“When COVID hit we did language interpretation at testing sites. Our members gave Latinos guidance on what to do once their test was complete, how to monitor themselves and we give out resources on how to stay safe. We also helped with food distribution. Our members came through. I love that we’re able to bring communities together. We have grown friendships throughout this group that I know will be everlasting.”

‘It was like you had something taken away from you. You’re losing something you had been so used to, and was yours, and it was taken away.’

North Babylon

“I was home when I got the phone call. My doctor said it was good news and bad news. I knew the bad news, but the doctor said the good news is we got it at an early stage, so you have multiple options on what kind of surgery you want and if I needed chemo or radiation. I always felt like something would come up. I always discussed with my husband if something came up, I would remove my breasts. They’ve done their job.
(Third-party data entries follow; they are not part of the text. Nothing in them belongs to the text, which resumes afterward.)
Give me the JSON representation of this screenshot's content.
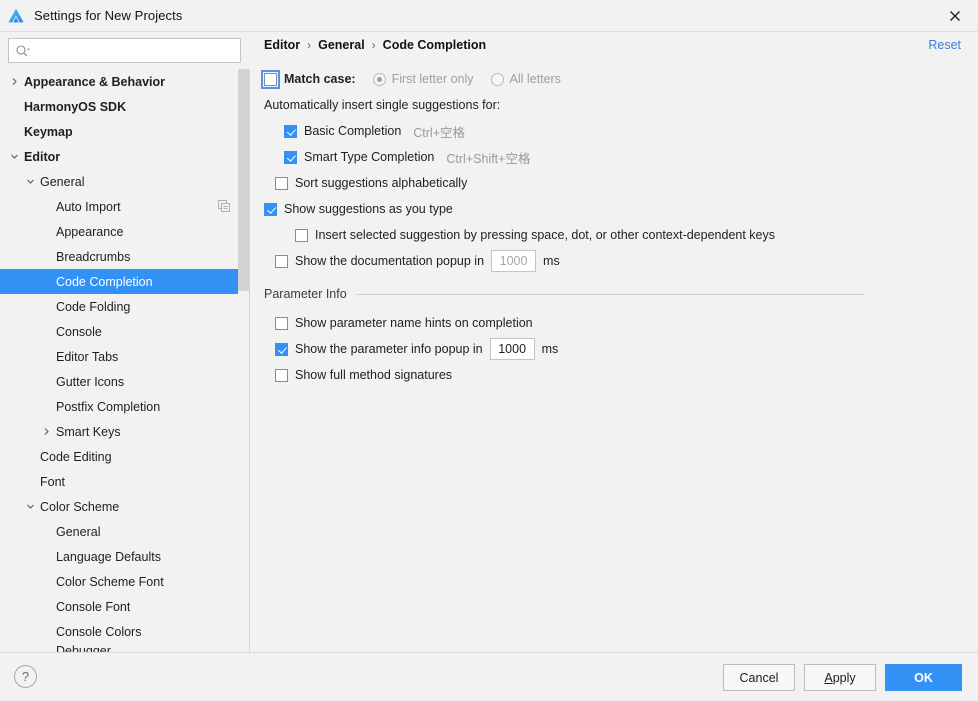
{
  "window": {
    "title": "Settings for New Projects",
    "logo_icon": "deveco-studio-logo",
    "close_icon": "close-icon"
  },
  "search": {
    "value": "",
    "placeholder": "",
    "icon": "search-icon"
  },
  "sidebar": {
    "scrollbar": "vertical-scrollbar",
    "items": [
      {
        "label": "Appearance & Behavior",
        "depth": 0,
        "bold": true,
        "arrow": "chevron-right-icon",
        "selected": false
      },
      {
        "label": "HarmonyOS SDK",
        "depth": 0,
        "bold": true,
        "arrow": "none",
        "selected": false
      },
      {
        "label": "Keymap",
        "depth": 0,
        "bold": true,
        "arrow": "none",
        "selected": false
      },
      {
        "label": "Editor",
        "depth": 0,
        "bold": true,
        "arrow": "chevron-down-icon",
        "selected": false
      },
      {
        "label": "General",
        "depth": 1,
        "bold": false,
        "arrow": "chevron-down-icon",
        "selected": false
      },
      {
        "label": "Auto Import",
        "depth": 2,
        "bold": false,
        "arrow": "none",
        "selected": false,
        "badge": "copy-icon"
      },
      {
        "label": "Appearance",
        "depth": 2,
        "bold": false,
        "arrow": "none",
        "selected": false
      },
      {
        "label": "Breadcrumbs",
        "depth": 2,
        "bold": false,
        "arrow": "none",
        "selected": false
      },
      {
        "label": "Code Completion",
        "depth": 2,
        "bold": false,
        "arrow": "none",
        "selected": true
      },
      {
        "label": "Code Folding",
        "depth": 2,
        "bold": false,
        "arrow": "none",
        "selected": false
      },
      {
        "label": "Console",
        "depth": 2,
        "bold": false,
        "arrow": "none",
        "selected": false
      },
      {
        "label": "Editor Tabs",
        "depth": 2,
        "bold": false,
        "arrow": "none",
        "selected": false
      },
      {
        "label": "Gutter Icons",
        "depth": 2,
        "bold": false,
        "arrow": "none",
        "selected": false
      },
      {
        "label": "Postfix Completion",
        "depth": 2,
        "bold": false,
        "arrow": "none",
        "selected": false
      },
      {
        "label": "Smart Keys",
        "depth": 2,
        "bold": false,
        "arrow": "chevron-right-icon",
        "selected": false
      },
      {
        "label": "Code Editing",
        "depth": 1,
        "bold": false,
        "arrow": "none",
        "selected": false
      },
      {
        "label": "Font",
        "depth": 1,
        "bold": false,
        "arrow": "none",
        "selected": false
      },
      {
        "label": "Color Scheme",
        "depth": 1,
        "bold": false,
        "arrow": "chevron-down-icon",
        "selected": false
      },
      {
        "label": "General",
        "depth": 2,
        "bold": false,
        "arrow": "none",
        "selected": false
      },
      {
        "label": "Language Defaults",
        "depth": 2,
        "bold": false,
        "arrow": "none",
        "selected": false
      },
      {
        "label": "Color Scheme Font",
        "depth": 2,
        "bold": false,
        "arrow": "none",
        "selected": false
      },
      {
        "label": "Console Font",
        "depth": 2,
        "bold": false,
        "arrow": "none",
        "selected": false
      },
      {
        "label": "Console Colors",
        "depth": 2,
        "bold": false,
        "arrow": "none",
        "selected": false
      },
      {
        "label": "Debugger",
        "depth": 2,
        "bold": false,
        "arrow": "none",
        "selected": false,
        "clipped": true
      }
    ]
  },
  "content": {
    "breadcrumb": {
      "items": [
        "Editor",
        "General",
        "Code Completion"
      ],
      "separator": "›"
    },
    "reset_label": "Reset",
    "match_case": {
      "label": "Match case:",
      "checked": false,
      "focused": true,
      "options": [
        {
          "label": "First letter only",
          "selected": true,
          "disabled": true
        },
        {
          "label": "All letters",
          "selected": false,
          "disabled": true
        }
      ]
    },
    "auto_insert_header": "Automatically insert single suggestions for:",
    "auto_insert_items": [
      {
        "label": "Basic Completion",
        "shortcut": "Ctrl+空格",
        "checked": true
      },
      {
        "label": "Smart Type Completion",
        "shortcut": "Ctrl+Shift+空格",
        "checked": true
      }
    ],
    "sort_alphabetically": {
      "label": "Sort suggestions alphabetically",
      "checked": false
    },
    "show_as_you_type": {
      "label": "Show suggestions as you type",
      "checked": true
    },
    "insert_selected": {
      "label": "Insert selected suggestion by pressing space, dot, or other context-dependent keys",
      "checked": false
    },
    "documentation_popup": {
      "label_before": "Show the documentation popup in",
      "value": "1000",
      "units": "ms",
      "checked": false,
      "disabled": true
    },
    "parameter_info": {
      "section_title": "Parameter Info",
      "name_hints": {
        "label": "Show parameter name hints on completion",
        "checked": false
      },
      "popup_delay": {
        "label_before": "Show the parameter info popup in",
        "value": "1000",
        "units": "ms",
        "checked": true,
        "disabled": false
      },
      "full_signatures": {
        "label": "Show full method signatures",
        "checked": false
      }
    }
  },
  "footer": {
    "help_icon": "question-mark-icon",
    "help_glyph": "?",
    "cancel_label": "Cancel",
    "apply_label_prefix": "A",
    "apply_label_rest": "pply",
    "ok_label": "OK"
  },
  "colors": {
    "accent": "#3391f5",
    "link": "#3a7ddc",
    "window_bg": "#f2f2f2",
    "disabled_text": "#9f9f9f"
  }
}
“When the decision came to be made, it wasn’t that hard for me. I opted for a double mastectomy and reconstructed with my own body fat. In the beginning when I was diagnosed, it was like what are my options, what are the next steps? I didn’t process it, I was going through the motions. I never asked, ‘Why me?’ It’s like you don’t have time to. You go through a grieving process.

I would do walks and hear of people who had metastatic breast cancer and won’t be cured, and you look at yourself and say, ‘I went through nothing compared to what the next person’s going through.’

“As much as us women are hard on ourselves on how we look, it was like you had something taken away from you. You’re losing something you had been so used to, and was yours, and it was taken away. Months later, it did hit. But I look back and see I was so fortunate to have the support of my community and family. I would do walks and hear of people who had metastatic breast cancer and won’t be cured, and you look at yourself and say, ‘I went through nothing compared to what the next person’s going through.’ You meet people one year at a function and go the next year and they’re not there because something happened. I feel God gives us trials and we have to move forward and have faith everything will work out at some point.

“Even with the diagnosis, I volunteered in the neighborhood and schools, even helping others with other kinds of cancers. The way I got through it, every day I would wake up and be grateful I had the chance to do something different. I wasn’t just concentrated on myself, but on others and that helped me get through the most trying times. You have to look for the good even in the worst times. There’s always something to be grateful for.”